Technology & Recruitment
Change brings both opportunity and challenge; and the I.T. landscape is no different for recruitment.
It’s often a job in itself just to keep up with the latest changes in technology as things seem to move forward at lightening pace.
I am however fortunate in that, for the most part, I believe change is good; but I guess I would with a passion for recruitment.
For me, change brings both opportunity and challenge; and the I.T. landscape is no different. Excellent processes and technology can give any business a competitive advantage, but it’s important to remember to be useful, technology has to solve a problem, not create one.
Mary Kay Ash famously said “A company is only as good as the people it keeps“. It’s a quote I believe to be true and being able to cast your net wider than ever before through online job boards, digital marketing and social networks certainly helps recruiters to find more candidates, but job seekers beware, this can also make us more selective!
Social media is undeniably a useful way to engage and share opportunities with job seekers, but would I say it’s a better platform to advertise vacancies on rather than dedicated online job boards? Not for the kind of roles I recruit, even taking into account the additional costs.

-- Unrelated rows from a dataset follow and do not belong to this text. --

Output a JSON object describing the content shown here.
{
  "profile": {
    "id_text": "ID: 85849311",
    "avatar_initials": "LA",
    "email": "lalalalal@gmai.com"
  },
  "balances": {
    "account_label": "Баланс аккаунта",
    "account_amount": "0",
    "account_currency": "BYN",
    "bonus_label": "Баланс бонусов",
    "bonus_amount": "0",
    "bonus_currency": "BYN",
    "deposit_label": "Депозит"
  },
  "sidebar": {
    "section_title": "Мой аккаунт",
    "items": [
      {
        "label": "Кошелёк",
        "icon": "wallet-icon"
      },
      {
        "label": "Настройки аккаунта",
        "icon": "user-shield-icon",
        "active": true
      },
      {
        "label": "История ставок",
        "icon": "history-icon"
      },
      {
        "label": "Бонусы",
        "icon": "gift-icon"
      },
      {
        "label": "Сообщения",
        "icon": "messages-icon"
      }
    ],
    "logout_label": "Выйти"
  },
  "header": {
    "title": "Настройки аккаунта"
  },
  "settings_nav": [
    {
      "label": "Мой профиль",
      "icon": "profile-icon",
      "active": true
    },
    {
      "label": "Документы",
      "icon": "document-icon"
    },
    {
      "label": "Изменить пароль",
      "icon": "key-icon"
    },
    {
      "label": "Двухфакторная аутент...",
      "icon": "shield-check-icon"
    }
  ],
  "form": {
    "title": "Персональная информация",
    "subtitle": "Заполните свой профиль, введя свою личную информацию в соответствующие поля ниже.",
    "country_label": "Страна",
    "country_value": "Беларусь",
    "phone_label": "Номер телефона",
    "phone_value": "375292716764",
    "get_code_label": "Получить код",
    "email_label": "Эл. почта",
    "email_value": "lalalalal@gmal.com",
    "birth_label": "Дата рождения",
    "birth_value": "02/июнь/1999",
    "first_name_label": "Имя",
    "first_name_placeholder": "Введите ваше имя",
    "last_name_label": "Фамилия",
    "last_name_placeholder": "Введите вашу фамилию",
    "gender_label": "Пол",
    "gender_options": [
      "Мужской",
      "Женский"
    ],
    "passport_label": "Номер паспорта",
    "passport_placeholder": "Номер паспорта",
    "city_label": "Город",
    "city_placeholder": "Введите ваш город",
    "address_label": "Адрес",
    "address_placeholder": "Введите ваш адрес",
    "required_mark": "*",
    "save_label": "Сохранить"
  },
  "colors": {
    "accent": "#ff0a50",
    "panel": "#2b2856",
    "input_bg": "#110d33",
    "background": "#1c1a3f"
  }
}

LinkedIn is still the stand-out social network for recruitment. It has always been clear in its intention to support rather than replace the industry, but when it launched in 2003 it was seen by many as the end for recruitment as we knew it.
Of course good recruiters simply use the technology to their advantage, recognising that there still must be a strong focus on people, personalities and culture fit if you want to employ the right person.
With Facebook testing pay-to-contact messaging and reportedly working on an official job board, it will be interesting to see if the world’s most popular social network is yet to transform the recruitment space; although you do feel there would have to be a significant shift in the type of content many users post if Facebook is to genuinely become the first port of call for employers.
The ease of mobile access to video conferencing through Skype and FaceTime has increased the number of ways recruiters can conveniently ‘meet’ with job seekers. Alongside online testing and assessments they can be particularly helpful in the early stages of recruiting, especially if you have someone looking to relocate.
One of the most important developments in recent years has come with the wide range of database and applicant tracking technology that is now on the market.
The choice is huge, but the productivity gains achieved if you fully embed the right one across your organisation are even bigger.
Most systems have the ability to hold a candidate database at the centre of a range of integrated software packages, parsing CVs and automating administration processes that would have previously taken up precious time.
The future seems to be where these databases no longer simply hold CVs and track emails, but instead delve much deeper. They now ensure social engagement is collated and advertising with online job boards is simplified. They’re fully integrated with websites and as a result add a whole new layer of useful data and insight, all hosted securely in the cloud so the information can be accessed at anytime from anywhere.
I think it’s fair to say I’m usually more ‘early majority’ than ‘innovator’ when it comes to technology, but I think it’s an exciting time when some of the best digital minds are turning their attention to recruitment to see if they can capture its human element and put it online.
Personally I don’t believe all the technology in the world will truly change the way we recruit, but the key is to try and keep on top of developments and use technology to make you more effective and efficient, even if, like me, that means stepping out of your comfort zone from time to time!